On his latest tour, James Morrison descended on a slightly more unusual venue: Birmingham’s gorgeous Symphony Hall. Considering how on previous occasions, the singer-songwriter has sold out academies and arenas across the country, it was a surprise decision, but one that worked surprisingly well.
Support came in the form of up-and-coming acoustic singer Kelvin Jones, fresh from busking the UK streets with his debut album, Stop The Moment. His set up was reminiscent of Ed Sheeran and the like, headlining the Symphony Hall stage with just his guitar and a loop pedal. Despite a slightly awkward stage presence – the hall is a daunting place to set foot in, let alone perform in at such a young age – his witty banter and anecdotes of previous shows about drinking too much water and leaving his flies undone made his performance much more endearing. His self-deprecating nature in turn helped us as the audience to appreciate his music, telling the story of how the girl who is subject of popular song ‘Call You Home’ was in the crowd of his show two weeks previously: “and I said [the song was about] ‘a special someone’.. just as she turned to grab a beer.” Being the support, his set was obviously short, however this allowed him to display several (of the best) facets of himself as an artist, with a mash-up cover of The Weeknd’s ‘Can’t Feel My Face’ and ‘Shine’ by Years and Years going down a storm, despite the slightly older audience. Ending his time with us in Birmingham with electric guitar in hand and a cheeky grin on his face, we were ready for more.
Jumping on stage, James Morrison and his band launched into debut album opener ‘Under The Influence’, with a relentless energy being evident from the start. The setlist was abound with gems from all four of Morrison’s albums, commanding the stage like a pro. The change in venue was not lost on him, exclaiming between tracks that it was “very posh in here”. This did not alter his performance style in any way, complete with gyrating hips and brazen smile throughout each and every inclusion. He alluded to his dance moves in particular, admitting that it took him a while “to feel comfortable on stage” but only displayed further his confidence as an established artist. The wonderful thing about an artist like Morrison is his character: he is a man full of charm, prefacing many of his songs with stories and anecdotes that were hard not to laugh at and relate to, no matter what your age. He explained how ‘Something Right’ was his way of “finding confidence as a person by having a kid” while he told us in detail how fan favourite ‘Wonderful World’ from 2006’s Undiscovered is about a deaf guy who hugged him on a bus, and decided to “[try] to write him a song… well, he’s not gonna hear it”. If there was one thing that had the crowd in a fit of giggles, it was his story of ‘Slave to the Music’, inspired by a “What would Michael Jackson do?” moment whilst stoned and drunk in an American hotel room. His Michael Jackson impression was interesting to say the least, but the song was an exhibition of the more soulful, funky side of James Morrison as an artist. However, as he said so himself, “it sounds fuck all like MJ”.

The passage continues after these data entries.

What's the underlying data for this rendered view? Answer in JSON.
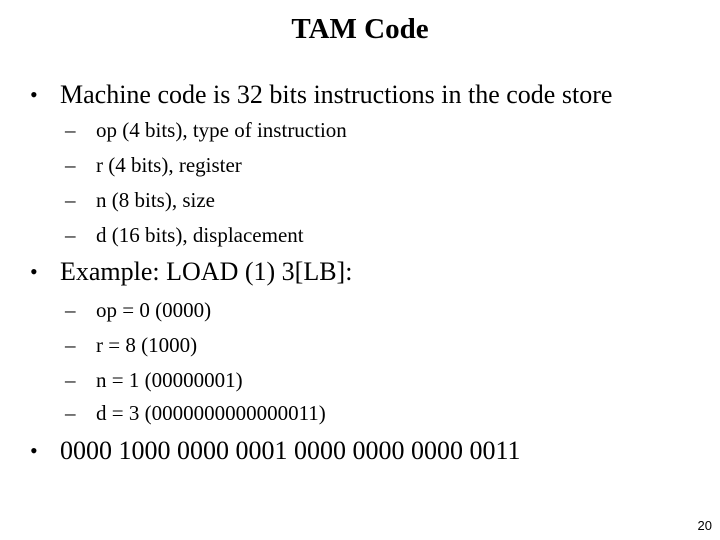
{
  "slide": {
    "title": "TAM Code",
    "bullet_glyph": "•",
    "dash_glyph": "–",
    "bullets": [
      {
        "text": "Machine code is 32 bits instructions in the code store",
        "subitems": [
          "op (4 bits), type of instruction",
          "r (4 bits), register",
          "n (8 bits), size",
          "d (16 bits), displacement"
        ]
      },
      {
        "text": "Example: LOAD (1) 3[LB]:",
        "subitems": [
          "op = 0 (0000)",
          "r = 8 (1000)",
          "n = 1 (00000001)",
          "d = 3 (0000000000000011)"
        ]
      },
      {
        "text": "0000 1000 0000 0001 0000 0000 0000 0011",
        "subitems": []
      }
    ],
    "page_number": "20"
  }
}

The night was filled with a sense of nostalgia and strong sentiment, Morrison evoking this through compelling performances of both ‘The Letter’ and a stripped back and emotionally stirring version of ‘If You Don’t Wanna Love Me’, which I highly doubt left a single dry eye in the entire hall. The place came alive during ‘Broken Strings’, a sea of voices lifting the room and accompanying Morrison to make up for the fact that Nelly Furtado wasn’t there to sing on the duet. However, Morrison has such a wonderful range that this becoming a solo song only further accentuated its raw emotional balladry. Other highlights included his latest single, ‘I Need You Tonight’ coupled with the fabulous ‘Call The Police’, the final two songs before launching into his encore. This obviously included his most-loved track, ‘You Give Me Something’ and latest album track ‘Higher Than Here’ – ending on this titular album track finished the night on a humble, gospel-infused note, making it feel less like a concert and more like a celebration with friends. It’s obvious that James Morrison has still got something, and I can’t wait for him to tour it again soon.
[Originally written for Radsound]